■ PROBLEM REQUIREMENTS:
Each line of the data that includes "Vaughan" must be copied.

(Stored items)
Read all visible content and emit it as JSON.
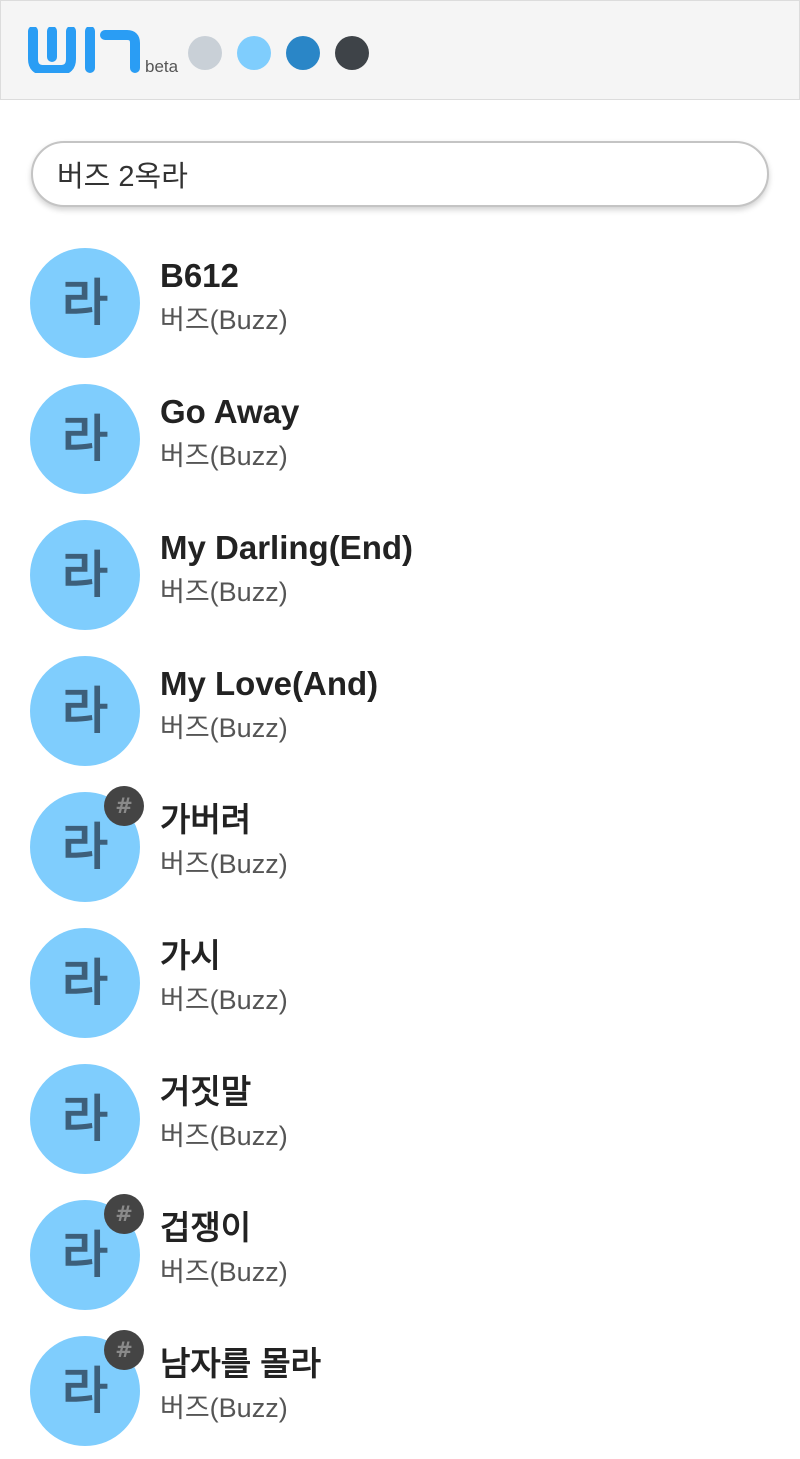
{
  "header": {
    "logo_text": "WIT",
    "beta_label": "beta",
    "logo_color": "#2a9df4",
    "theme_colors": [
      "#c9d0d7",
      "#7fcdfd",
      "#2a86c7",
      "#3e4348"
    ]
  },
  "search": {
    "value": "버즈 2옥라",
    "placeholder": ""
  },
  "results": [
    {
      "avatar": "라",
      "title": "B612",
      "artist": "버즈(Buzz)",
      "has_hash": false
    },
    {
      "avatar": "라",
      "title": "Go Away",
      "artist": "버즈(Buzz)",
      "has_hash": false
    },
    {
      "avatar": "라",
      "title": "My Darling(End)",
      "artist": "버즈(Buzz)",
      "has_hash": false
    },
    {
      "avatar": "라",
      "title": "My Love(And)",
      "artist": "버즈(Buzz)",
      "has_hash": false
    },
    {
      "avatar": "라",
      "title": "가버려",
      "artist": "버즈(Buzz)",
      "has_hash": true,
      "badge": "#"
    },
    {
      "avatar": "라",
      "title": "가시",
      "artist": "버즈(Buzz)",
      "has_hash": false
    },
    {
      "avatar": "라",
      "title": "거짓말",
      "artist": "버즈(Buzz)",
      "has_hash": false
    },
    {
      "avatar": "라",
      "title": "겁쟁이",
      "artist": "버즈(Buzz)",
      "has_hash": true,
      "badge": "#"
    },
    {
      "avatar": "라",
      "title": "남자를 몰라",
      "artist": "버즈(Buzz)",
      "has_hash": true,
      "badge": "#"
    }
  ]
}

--

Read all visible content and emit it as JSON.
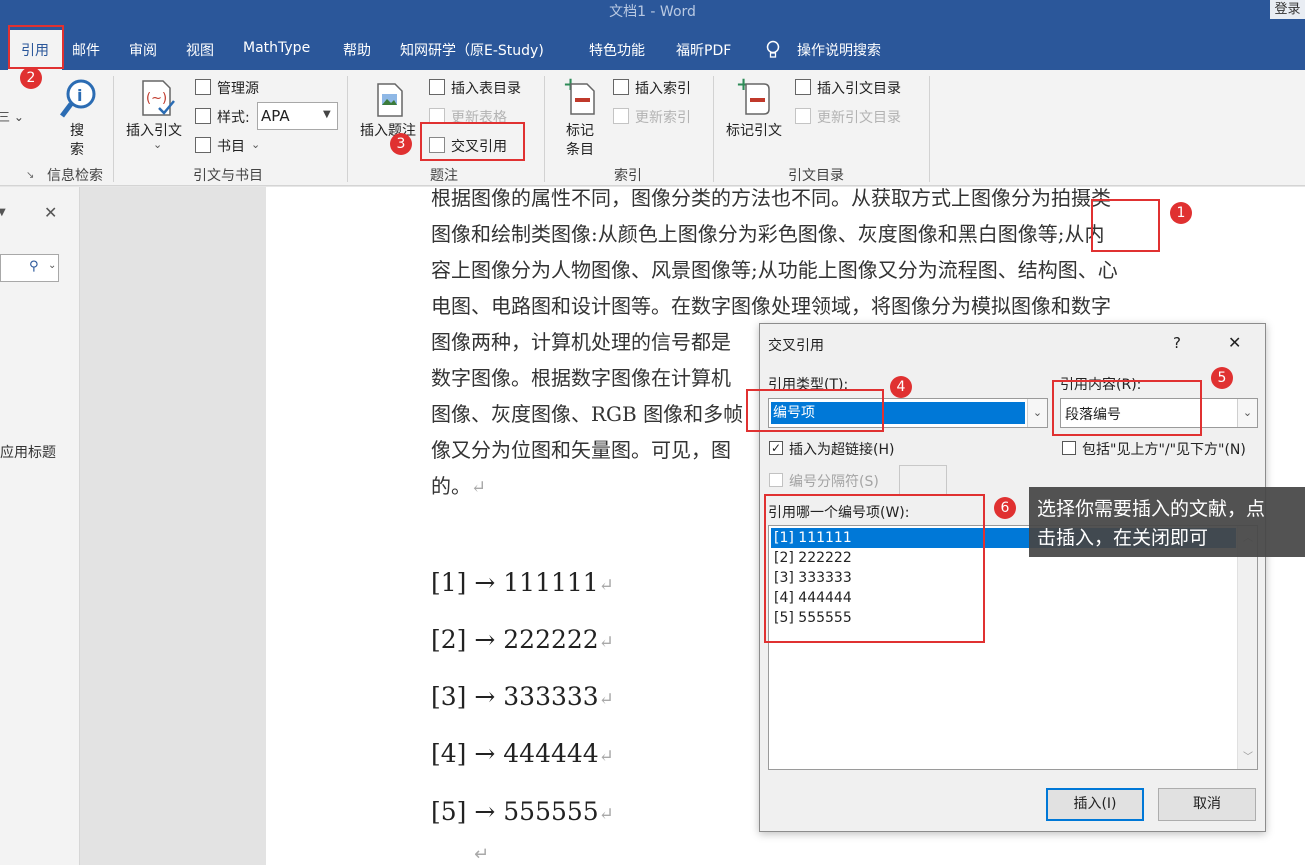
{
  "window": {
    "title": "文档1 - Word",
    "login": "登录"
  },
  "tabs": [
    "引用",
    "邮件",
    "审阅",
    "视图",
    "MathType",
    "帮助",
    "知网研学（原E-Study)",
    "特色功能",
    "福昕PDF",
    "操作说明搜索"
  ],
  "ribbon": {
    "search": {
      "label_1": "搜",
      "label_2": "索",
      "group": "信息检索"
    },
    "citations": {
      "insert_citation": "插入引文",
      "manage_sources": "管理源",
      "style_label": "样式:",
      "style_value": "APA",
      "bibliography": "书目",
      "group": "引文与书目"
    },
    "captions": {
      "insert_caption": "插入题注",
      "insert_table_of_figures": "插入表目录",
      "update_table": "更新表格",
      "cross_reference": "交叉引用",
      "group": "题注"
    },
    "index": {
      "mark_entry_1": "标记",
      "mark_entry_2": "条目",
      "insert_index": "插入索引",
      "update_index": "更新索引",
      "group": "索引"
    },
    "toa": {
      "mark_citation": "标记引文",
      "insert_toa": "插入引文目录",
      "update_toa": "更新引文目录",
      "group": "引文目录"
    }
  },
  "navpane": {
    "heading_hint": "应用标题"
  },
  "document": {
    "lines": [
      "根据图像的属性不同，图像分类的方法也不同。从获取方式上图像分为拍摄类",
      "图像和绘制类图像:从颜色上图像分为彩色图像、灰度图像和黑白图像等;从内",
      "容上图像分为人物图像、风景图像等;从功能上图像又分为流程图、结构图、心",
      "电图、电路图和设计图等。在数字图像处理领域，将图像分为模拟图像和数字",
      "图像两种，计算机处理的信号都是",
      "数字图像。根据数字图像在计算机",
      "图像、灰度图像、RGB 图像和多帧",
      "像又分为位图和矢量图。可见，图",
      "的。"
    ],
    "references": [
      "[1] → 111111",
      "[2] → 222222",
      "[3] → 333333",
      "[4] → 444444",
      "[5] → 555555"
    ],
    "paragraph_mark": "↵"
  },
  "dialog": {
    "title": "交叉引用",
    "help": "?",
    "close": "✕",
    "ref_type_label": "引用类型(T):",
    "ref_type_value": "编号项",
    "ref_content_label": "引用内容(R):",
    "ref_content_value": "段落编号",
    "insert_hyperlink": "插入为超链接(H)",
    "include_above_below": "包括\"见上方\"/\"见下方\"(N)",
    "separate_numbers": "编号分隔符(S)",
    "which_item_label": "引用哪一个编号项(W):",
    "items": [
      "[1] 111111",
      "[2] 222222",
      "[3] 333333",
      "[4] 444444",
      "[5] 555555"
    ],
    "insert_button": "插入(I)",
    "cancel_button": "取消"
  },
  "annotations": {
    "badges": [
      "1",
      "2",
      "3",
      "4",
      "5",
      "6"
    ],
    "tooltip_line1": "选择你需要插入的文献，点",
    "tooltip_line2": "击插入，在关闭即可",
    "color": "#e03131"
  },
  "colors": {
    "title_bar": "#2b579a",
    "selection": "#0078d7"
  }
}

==

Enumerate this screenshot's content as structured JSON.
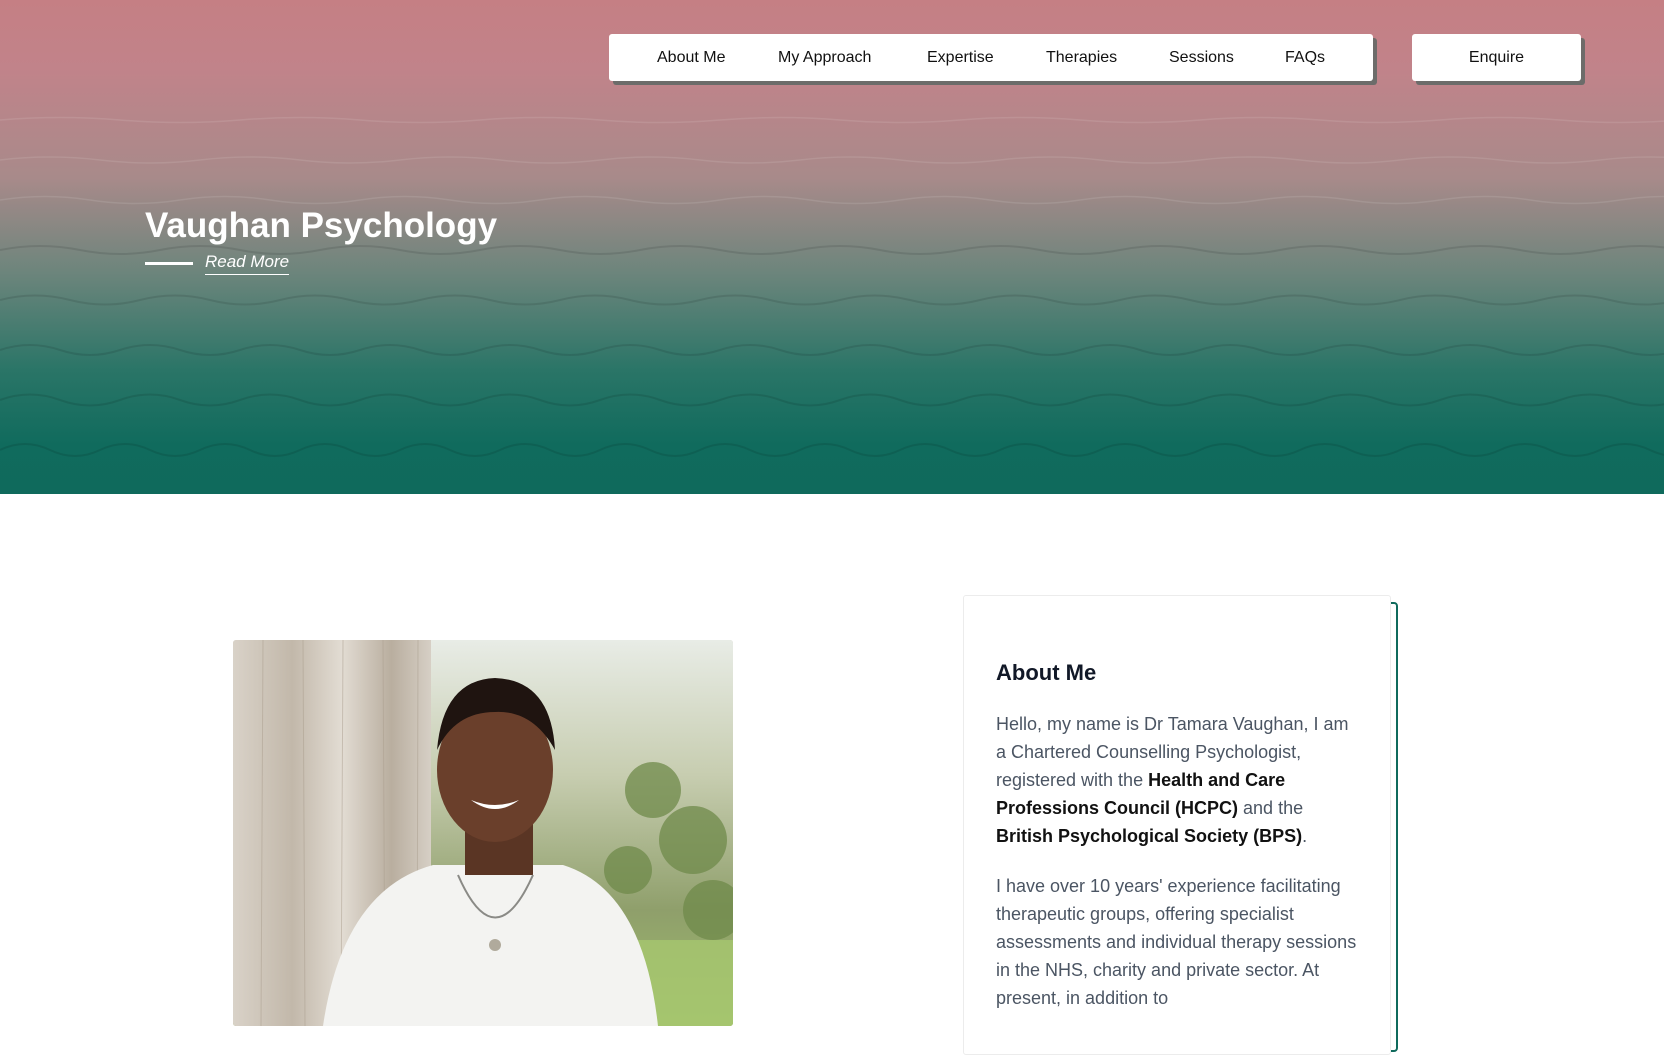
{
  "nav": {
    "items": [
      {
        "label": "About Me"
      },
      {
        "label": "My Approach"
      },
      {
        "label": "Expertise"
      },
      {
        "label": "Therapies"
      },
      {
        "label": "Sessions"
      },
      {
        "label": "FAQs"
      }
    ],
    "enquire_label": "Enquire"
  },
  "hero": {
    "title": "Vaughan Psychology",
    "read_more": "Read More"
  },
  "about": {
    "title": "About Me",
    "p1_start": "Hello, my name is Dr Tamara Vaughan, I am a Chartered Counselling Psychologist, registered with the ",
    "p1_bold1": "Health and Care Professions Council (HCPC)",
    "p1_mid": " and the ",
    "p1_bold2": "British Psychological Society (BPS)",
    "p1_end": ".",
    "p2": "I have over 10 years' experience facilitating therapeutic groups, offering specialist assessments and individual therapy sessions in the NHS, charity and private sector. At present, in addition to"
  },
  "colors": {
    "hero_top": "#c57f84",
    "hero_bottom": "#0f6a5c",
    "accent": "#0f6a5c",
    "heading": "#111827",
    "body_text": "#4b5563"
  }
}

■ ANSWER TO THE EXERCISE:
    "title": "Vaughan Psychology",
    "p1_start": "Hello, my name is Dr Tamara Vaughan, I am a Chartered Counselling Psychologist, registered with the ",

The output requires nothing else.